Planets of various mass and size have been detected, including gas giants that orbit very close to their parent star, known as 'hot Jupiters', and those believed to be made primarily of rock but which are larger than Earth. It is these super-Earths which are the subject of the new study led by Dr Helmut Lammer of the Space Research Institute of the Austrian Academy of Sciences.

The new research suggests that the rocky centres of super-Earths are unlikely to evolve into terrestrial rocky planets like the inner planets of our Solar System because they appear to hold on to their large atmospheres. Rather than evolving to a planet composed mainly of rock with a thin atmosphere, the small rocky core remains engulfed by its large hydrogen-rich envelope.

Dr Lammer and his team studied the impact of radiation on the upper atmospheres of planets around three stars, Kepler-11, Gliese 1214 and 55 Cancri. The super-Earths orbiting these stars are more massive and larger than Earth, and orbit close to their respective stars.

The hydrogen, or hydrogen-rich atmospheres, were probably captured from the disc of dust and gas orbiting the stars from which they themselves had burst into life.

The research suggests that the parent stars heat up the hydrogen gas envelopes so they expand several times the radius of the inner rocky core. Although a proportion of the hot gas escapes to space, most of the large gas surround is retained during the life of the planet. 

Cross section of a mini-Neptune

A diagram comparing the Earth to a cross-section of a super-Earth. The super-Earth has a relatively small rocky core, an atmosphere of methane, water and hydrogen and an extended hydrogen envelope. Credit: H. Lammer

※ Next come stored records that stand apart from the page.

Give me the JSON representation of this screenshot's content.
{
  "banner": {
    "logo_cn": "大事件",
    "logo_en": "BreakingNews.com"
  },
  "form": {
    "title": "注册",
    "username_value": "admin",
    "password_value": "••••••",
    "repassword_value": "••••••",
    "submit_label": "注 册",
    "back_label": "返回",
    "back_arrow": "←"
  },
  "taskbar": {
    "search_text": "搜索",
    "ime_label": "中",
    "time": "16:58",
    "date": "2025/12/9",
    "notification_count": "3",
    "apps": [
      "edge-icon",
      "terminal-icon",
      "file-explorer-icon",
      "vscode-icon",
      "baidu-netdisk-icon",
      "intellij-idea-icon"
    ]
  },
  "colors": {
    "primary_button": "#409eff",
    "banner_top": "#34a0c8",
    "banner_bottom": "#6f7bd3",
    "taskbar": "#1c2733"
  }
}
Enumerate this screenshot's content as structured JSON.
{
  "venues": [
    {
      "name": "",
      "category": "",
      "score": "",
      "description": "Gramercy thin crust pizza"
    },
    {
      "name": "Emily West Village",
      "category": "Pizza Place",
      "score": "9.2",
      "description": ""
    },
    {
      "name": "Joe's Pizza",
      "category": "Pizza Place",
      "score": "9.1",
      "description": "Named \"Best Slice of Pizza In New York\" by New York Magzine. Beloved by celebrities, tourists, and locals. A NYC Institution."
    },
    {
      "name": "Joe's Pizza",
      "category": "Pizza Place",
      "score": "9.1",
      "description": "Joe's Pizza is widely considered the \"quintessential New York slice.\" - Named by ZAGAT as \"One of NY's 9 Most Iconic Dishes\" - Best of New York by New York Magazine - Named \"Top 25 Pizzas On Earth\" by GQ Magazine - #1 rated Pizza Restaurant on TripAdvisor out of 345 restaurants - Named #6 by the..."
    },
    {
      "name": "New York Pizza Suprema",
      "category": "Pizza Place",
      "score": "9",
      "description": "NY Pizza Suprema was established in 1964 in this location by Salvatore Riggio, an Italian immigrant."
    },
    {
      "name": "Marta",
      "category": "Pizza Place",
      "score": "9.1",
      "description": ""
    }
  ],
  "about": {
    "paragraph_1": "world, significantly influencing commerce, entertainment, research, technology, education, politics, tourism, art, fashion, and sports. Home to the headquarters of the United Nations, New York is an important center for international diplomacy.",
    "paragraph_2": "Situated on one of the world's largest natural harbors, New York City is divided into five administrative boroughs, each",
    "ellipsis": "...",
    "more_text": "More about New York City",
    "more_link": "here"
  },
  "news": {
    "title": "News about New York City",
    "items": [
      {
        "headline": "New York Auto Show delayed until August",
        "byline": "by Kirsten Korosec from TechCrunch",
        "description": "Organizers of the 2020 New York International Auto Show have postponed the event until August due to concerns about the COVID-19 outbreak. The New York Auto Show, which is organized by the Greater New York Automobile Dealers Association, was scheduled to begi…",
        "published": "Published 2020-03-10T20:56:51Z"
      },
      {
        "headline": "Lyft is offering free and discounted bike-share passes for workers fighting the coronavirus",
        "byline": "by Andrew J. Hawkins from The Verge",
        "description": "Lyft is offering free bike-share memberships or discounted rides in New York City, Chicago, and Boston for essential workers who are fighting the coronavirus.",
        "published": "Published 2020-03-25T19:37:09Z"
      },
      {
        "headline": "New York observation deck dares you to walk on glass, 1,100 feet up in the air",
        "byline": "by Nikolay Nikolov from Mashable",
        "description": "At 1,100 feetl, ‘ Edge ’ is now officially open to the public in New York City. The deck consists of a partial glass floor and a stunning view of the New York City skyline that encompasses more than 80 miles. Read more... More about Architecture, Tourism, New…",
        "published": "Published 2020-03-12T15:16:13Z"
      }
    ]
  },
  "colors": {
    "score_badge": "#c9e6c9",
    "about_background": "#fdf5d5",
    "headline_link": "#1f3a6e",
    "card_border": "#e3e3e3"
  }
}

Dr Lammer said: “Our results indicate that, although material in the atmosphere of these planets escapes at a high rate, unlike lower mass Earth-like planets many of these super-Earths may not get rid of their nebula-captured hydrogen-rich atmospheres”.

The study concludes that super-Earths, because they hang on to their large atmospheres, more closely resemble the structure of a planet like Neptune rather than a terrestrial planet like Mercury, Venus, Earth or Mars.

If the scientists' results are proven correct then super-Earths - or 'mini-Neptunes' - which orbit their parent star in the habitable zone (where the temperature is low enough for liquid water to exist on the surface), would hold on to their atmospheres even more effectively. If that were the case, such planets would be less likely to be habitable.

The scientists who conducted the study will be hoping that the European Space Agency's CHEOPS (CHaracterising ExOPlanets Satellite) mission, set to launch in 2017, will gather further data to help with their exoplanet study.

CHEOPS will target nearby bright stars which are already known to have planets. Meanwhile NASA's Kepler space telescope continues to monitor over 150,000 stars to look for dips of light that could be caused by planets passing in front of them. Last year NASA extended the Kepler mission until at least 2016.

The research is published in the Monthly Notices journal of the Royal Astronomical Society.